I had enjoyed the sport of running and jogging for many years and vowed to maintain that part of my life to the best of my ability.
I press the button to start the motor and the belt begins to rotate, increasing its whine slowly in direct proportion to the belt speed.
Cautiously stepping onto the moving belt, my legs react instinctively to match the speed of the rotating surface. Once the belt reaches a predetermined pace I press another button to start the timer, which has been set for 30 minutes.
Almost instantly, that fantasy I had hoped for takes over, filling my whole being with excitement.
I can envision my presence on a tree-lined country road in the early part of a morning race, with arm-swinging bodies and gasping efforts to grasp needed oxygen obvious on all sides of me.
I tell myself to run my own race, forcing myself to hold back, to maintain a constant pace. Not more than a mile into this contest, my strategy seems to be paying off as one by one those imaginary bodies ahead of me take up positions to my rear. Their fast starts eventually take a toll on them.
The lead runners are still a good distance ahead of me, but a long straight stretch followed by some rolling hills seems to find the gap between us narrowing.
I nudge the power up a little and the belt whines a little higher, increasing speed, as I strive to catch up.
We have about a mile to go before turning into the stadium for the final lap.

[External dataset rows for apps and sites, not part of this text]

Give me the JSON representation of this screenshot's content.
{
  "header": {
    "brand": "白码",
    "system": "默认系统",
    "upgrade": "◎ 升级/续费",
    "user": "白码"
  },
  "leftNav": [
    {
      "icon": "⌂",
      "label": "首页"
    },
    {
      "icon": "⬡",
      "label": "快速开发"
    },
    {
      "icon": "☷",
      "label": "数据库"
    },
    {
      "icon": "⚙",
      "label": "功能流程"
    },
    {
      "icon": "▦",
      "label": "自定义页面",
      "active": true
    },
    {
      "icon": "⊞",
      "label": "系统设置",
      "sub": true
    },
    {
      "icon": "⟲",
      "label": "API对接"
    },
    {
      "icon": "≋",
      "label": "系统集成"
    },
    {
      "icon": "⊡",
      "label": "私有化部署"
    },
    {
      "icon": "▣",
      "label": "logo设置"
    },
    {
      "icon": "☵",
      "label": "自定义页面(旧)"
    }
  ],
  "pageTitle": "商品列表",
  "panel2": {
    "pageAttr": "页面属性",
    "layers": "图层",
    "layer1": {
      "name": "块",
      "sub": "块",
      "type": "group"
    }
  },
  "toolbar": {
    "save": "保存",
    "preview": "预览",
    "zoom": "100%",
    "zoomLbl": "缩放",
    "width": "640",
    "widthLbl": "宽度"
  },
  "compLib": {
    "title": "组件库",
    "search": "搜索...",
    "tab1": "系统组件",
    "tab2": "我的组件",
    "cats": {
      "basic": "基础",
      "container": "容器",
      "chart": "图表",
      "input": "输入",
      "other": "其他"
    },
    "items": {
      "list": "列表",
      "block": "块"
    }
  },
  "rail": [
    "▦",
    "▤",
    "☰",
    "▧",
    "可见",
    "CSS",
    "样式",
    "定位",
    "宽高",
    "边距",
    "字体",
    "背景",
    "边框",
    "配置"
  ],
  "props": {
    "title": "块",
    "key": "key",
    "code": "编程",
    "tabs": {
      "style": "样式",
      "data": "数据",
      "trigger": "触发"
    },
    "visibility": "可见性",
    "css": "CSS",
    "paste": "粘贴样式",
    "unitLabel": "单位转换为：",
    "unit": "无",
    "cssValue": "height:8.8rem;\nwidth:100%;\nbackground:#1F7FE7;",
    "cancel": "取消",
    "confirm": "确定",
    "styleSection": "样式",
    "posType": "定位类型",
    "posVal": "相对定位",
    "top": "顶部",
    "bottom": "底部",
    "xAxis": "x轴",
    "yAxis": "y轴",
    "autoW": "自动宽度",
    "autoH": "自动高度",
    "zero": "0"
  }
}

Though my legs are feeling tired, I know that all those legs in front of me have covered the same distance and they must be feeling the same way. I just can't let up.
Slowly I pull within a few strides of the leaders. Excitement sets my heart pounding, sending blood whirling through my veins as confidence runs through my body.
I know I can win if I can only hang in there. The extra flow of adrenalin shifts my whole being into that second-wind stage. The entire body seems to be moving in total synchronization.
As the gates to the stadium come into view, I find myself striding side by side with the lead runners.
The crowd roars as we enter the stadium and hit the track with the finish less than a lap away.
With sheer determination I fight to stay within striking distance of the first-place runner. All of that hard training would not be in vain if I could help it.
Midway around the track, the two of us are running as one, shoulder to shoulder, each waiting for the precise instant to call up his last reserve of energy for the burst toward the ribbon.
As we turn the last curve, with the finish dead ahead, we match each other stride for stride until we are only a few yards from the finish. An explosive increased whine of the belt below my feet carries me past my opponent as, with arms raised, I break through the invisible ribbon.
Only my ears are privy to the thundering cheers of the crowd as the motor begins to reduce the speed of the treadmill by command of the exhausted timer.
Soon the belt slows to a speed that allows me to step to the stationary floor.
I check my pulse rate, and at 150 beats per minute it is within my prescribed target range.
Knowing how far I have come since my first days in cardiac rehab, a proud lump in my throat is my first-place trophy this day.
Who says running on the treadmill has to be boring?
Harry Robertshaw, 64, is an East Lake retiree who once did long training runs with his son and participated in road races.